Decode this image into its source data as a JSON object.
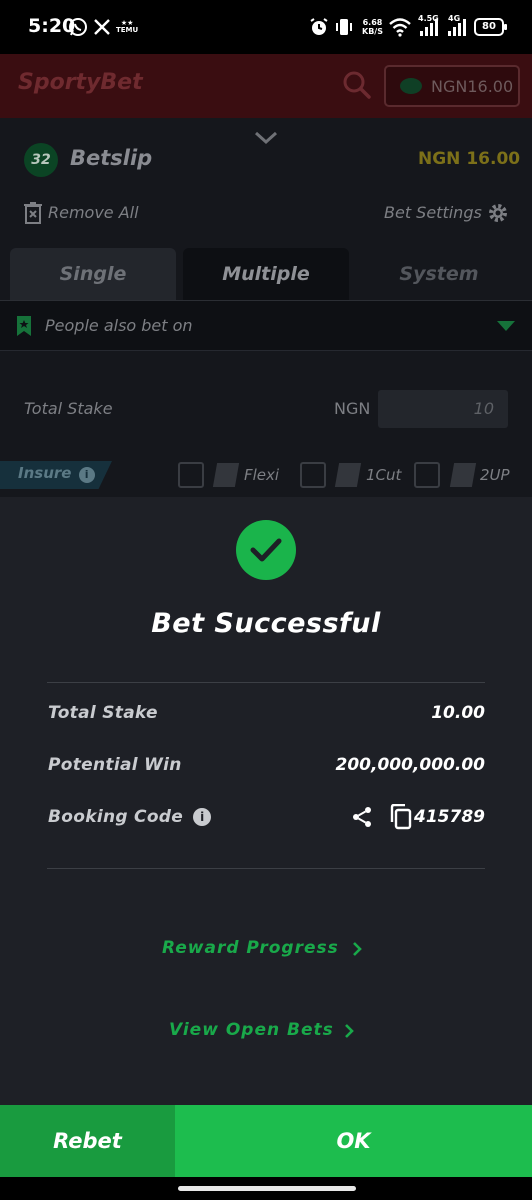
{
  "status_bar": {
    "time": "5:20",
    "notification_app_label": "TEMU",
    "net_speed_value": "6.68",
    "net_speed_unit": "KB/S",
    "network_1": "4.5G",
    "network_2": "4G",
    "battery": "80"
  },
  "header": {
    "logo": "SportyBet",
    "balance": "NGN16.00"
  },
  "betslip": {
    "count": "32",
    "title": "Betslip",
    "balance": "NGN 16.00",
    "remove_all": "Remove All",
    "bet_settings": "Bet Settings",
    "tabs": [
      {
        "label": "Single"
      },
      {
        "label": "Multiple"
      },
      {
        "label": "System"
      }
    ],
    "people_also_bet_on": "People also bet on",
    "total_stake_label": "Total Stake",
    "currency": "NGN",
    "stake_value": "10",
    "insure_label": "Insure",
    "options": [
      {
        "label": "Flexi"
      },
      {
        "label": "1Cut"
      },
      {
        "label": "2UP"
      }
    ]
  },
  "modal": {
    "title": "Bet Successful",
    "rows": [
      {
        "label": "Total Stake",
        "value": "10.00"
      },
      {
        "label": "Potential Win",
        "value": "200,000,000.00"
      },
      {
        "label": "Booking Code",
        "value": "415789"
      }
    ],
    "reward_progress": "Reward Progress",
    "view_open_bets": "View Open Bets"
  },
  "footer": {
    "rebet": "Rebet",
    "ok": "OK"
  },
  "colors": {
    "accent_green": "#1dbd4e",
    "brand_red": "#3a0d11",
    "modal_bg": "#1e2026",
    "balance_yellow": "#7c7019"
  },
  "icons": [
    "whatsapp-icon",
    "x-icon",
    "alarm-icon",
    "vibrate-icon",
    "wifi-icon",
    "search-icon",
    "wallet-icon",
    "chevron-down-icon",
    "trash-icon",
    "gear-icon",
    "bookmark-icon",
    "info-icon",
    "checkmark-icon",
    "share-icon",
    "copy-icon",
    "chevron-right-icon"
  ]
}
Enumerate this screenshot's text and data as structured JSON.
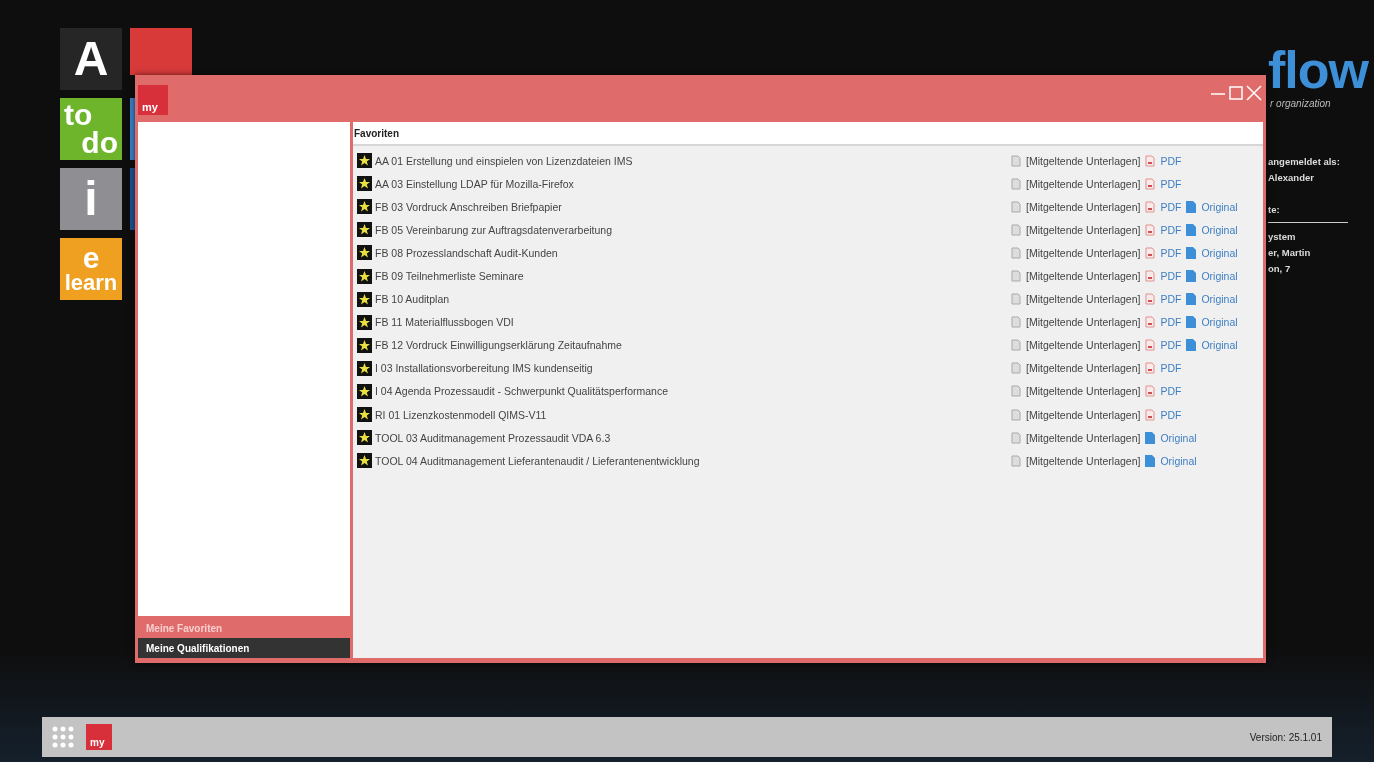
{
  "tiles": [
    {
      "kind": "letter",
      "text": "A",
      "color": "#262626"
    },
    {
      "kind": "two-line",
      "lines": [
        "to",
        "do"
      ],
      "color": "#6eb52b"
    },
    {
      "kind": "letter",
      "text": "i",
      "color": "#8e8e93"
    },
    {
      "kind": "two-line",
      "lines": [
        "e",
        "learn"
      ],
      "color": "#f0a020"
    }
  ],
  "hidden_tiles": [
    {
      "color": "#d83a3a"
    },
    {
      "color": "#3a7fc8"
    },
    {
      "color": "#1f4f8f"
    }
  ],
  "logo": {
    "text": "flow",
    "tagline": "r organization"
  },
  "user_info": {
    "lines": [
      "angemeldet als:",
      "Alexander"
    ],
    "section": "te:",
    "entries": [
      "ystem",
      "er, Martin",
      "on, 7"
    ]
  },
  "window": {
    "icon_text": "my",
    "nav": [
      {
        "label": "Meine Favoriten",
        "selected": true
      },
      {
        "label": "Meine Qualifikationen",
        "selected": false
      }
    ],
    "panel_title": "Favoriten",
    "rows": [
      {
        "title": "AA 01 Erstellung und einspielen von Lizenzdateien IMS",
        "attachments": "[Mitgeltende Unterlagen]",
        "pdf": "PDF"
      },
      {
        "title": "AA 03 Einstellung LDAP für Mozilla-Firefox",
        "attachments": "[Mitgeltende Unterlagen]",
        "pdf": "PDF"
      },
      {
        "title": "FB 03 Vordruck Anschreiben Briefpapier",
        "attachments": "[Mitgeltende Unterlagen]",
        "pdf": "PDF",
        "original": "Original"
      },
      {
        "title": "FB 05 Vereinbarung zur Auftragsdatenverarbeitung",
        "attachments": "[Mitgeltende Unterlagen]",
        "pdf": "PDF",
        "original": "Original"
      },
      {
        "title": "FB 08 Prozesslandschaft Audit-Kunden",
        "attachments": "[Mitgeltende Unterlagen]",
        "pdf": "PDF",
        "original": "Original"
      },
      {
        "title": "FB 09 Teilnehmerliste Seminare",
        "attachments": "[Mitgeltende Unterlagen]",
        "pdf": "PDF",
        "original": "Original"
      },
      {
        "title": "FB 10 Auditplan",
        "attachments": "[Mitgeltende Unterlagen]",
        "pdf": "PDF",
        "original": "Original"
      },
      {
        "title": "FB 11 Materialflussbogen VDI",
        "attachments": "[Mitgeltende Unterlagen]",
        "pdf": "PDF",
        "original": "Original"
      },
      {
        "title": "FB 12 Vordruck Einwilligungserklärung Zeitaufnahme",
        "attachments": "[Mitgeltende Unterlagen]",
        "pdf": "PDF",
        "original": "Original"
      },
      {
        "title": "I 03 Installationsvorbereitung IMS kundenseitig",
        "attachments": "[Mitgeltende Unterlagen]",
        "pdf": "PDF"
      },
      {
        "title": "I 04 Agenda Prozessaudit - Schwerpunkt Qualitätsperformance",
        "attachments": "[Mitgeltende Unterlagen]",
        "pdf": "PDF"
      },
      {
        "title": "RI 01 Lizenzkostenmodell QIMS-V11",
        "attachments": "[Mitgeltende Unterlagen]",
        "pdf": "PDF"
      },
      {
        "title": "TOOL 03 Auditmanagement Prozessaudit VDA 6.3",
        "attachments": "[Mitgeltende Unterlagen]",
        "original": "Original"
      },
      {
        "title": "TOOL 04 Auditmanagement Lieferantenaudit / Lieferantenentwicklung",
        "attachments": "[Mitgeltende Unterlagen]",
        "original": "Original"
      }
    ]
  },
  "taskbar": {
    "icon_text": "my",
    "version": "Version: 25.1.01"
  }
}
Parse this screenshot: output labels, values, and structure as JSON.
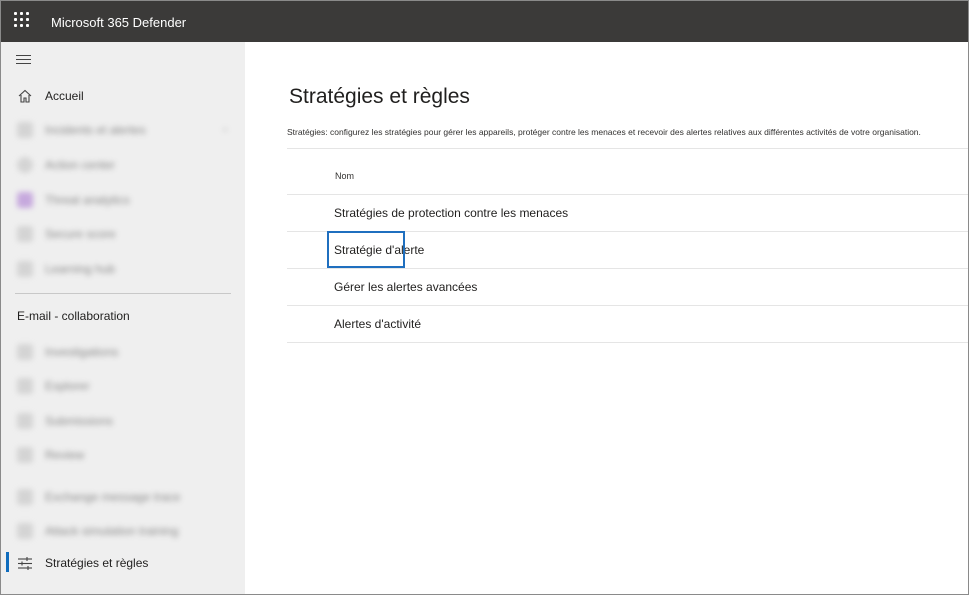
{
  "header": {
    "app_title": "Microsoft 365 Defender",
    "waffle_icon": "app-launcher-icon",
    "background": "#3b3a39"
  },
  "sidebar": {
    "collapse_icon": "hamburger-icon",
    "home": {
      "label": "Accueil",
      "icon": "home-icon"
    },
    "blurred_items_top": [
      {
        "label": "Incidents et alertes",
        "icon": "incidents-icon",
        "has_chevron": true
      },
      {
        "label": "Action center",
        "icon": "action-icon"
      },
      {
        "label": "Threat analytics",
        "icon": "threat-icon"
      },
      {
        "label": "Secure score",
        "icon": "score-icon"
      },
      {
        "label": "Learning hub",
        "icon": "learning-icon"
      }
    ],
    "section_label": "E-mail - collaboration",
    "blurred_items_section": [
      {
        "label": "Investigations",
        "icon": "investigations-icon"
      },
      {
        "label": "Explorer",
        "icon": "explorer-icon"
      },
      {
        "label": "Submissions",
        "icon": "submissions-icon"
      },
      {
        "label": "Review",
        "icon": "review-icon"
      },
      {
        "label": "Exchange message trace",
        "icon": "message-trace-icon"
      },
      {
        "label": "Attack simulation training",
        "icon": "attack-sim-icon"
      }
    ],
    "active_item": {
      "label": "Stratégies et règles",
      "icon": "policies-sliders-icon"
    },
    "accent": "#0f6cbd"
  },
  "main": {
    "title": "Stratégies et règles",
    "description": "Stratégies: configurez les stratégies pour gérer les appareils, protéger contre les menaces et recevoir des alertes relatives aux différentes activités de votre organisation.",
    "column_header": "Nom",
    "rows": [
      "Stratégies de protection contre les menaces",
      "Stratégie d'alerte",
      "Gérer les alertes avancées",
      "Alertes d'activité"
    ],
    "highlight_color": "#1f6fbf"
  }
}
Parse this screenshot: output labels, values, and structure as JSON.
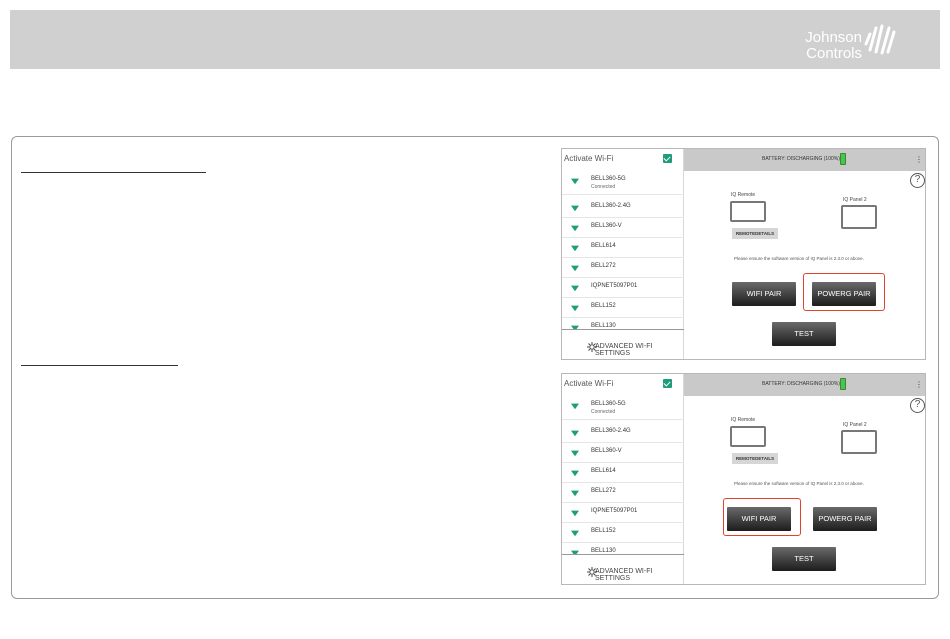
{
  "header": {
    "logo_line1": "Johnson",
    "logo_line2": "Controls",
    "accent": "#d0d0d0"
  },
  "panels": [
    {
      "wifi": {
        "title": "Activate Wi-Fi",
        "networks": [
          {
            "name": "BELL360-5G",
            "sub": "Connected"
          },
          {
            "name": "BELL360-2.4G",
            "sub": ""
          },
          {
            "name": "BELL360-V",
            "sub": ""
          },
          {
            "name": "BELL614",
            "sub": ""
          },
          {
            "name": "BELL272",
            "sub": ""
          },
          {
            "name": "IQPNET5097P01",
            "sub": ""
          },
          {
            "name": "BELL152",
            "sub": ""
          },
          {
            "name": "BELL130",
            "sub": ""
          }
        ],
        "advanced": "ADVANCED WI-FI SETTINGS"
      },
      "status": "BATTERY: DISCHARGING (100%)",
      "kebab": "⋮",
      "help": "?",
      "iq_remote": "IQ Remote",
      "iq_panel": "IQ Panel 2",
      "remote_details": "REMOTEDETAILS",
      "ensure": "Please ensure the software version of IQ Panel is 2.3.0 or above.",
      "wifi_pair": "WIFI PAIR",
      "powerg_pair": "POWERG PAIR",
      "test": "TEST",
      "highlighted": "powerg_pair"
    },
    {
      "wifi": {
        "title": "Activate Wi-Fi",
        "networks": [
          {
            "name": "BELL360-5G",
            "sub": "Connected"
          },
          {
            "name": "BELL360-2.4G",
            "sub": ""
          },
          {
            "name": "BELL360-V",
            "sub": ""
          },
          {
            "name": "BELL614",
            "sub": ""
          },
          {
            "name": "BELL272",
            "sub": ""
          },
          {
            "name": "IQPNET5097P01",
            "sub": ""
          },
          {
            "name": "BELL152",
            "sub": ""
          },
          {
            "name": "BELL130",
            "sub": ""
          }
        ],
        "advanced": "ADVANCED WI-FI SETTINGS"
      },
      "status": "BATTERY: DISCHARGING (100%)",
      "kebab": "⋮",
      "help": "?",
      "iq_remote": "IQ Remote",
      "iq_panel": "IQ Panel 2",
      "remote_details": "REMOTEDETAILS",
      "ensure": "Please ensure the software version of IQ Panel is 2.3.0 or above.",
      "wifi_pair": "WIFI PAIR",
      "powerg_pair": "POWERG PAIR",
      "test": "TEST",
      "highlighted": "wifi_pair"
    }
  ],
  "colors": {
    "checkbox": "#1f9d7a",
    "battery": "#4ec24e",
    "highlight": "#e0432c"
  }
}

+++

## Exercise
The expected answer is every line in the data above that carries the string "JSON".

## Task answer
Decode this image into its source data as a JSON object.
Enumerate this screenshot's text and data as structured JSON.
Parse this screenshot: output labels, values, and structure as JSON.
Parse this screenshot: output labels, values, and structure as JSON.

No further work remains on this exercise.